I like a good bigfoot documentary now and again. Here’s one from the mid-90s hosted by Leonard Nimoy.

Keep an eye out for these guys when you’re out on the trail. 😉

As long as I’m on the subject of Pinzgauers, here’s an early, factory promotional film touting the benefits of the 710 (4×4) and 712 (6×6) models to the tune of a swinging soundtrack.

There’s something so great about vintage, narrated travel films. To make them easier to find on WCXC, I’ve added a new category called “Vintage Video.” It includes all of the vintage overlanding, off-road, and travel videos on the site. To find it, scroll down to the bottom of any page and look for MEDIA > Videos > Vintage or click on “Vintage” in the Category links at the bottom of any Vintage Video post.

Or just click here: Vintage Video on WCXC

Enjoy!

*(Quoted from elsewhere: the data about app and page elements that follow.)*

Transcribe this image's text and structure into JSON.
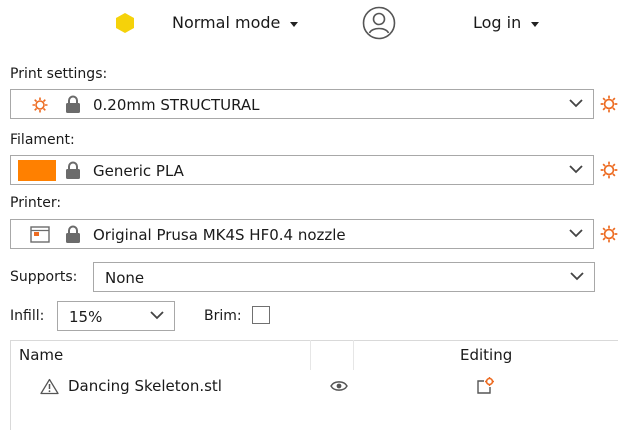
{
  "topbar": {
    "mode_label": "Normal mode",
    "login_label": "Log in",
    "mode_color": "#f5d20a"
  },
  "print_settings": {
    "label": "Print settings:",
    "value": "0.20mm STRUCTURAL"
  },
  "filament": {
    "label": "Filament:",
    "value": "Generic PLA",
    "color": "#ff8000"
  },
  "printer": {
    "label": "Printer:",
    "value": "Original Prusa MK4S HF0.4 nozzle"
  },
  "supports": {
    "label": "Supports:",
    "value": "None"
  },
  "infill": {
    "label": "Infill:",
    "value": "15%"
  },
  "brim": {
    "label": "Brim:",
    "checked": false
  },
  "object_list": {
    "columns": [
      "Name",
      "",
      "Editing"
    ],
    "rows": [
      {
        "name": "Dancing Skeleton.stl"
      }
    ]
  },
  "colors": {
    "accent_orange": "#ed6b21",
    "border": "#a8a8a8"
  }
}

In 1955, six Oxford and Cambridge students set out to travel overland from London to Singapore. The 18,000 mile journey would be the first of its kind. Never before had such a long and difficult route been driven to completion. Men had attempted the London to Singapore route before, making it as far as the middle eastern deserts or the Indian plains, but the mountainous jungles of Assam and Burma had previously thwarted all efforts. In fact, the route was thought to be impassable. Read the rest of this entry »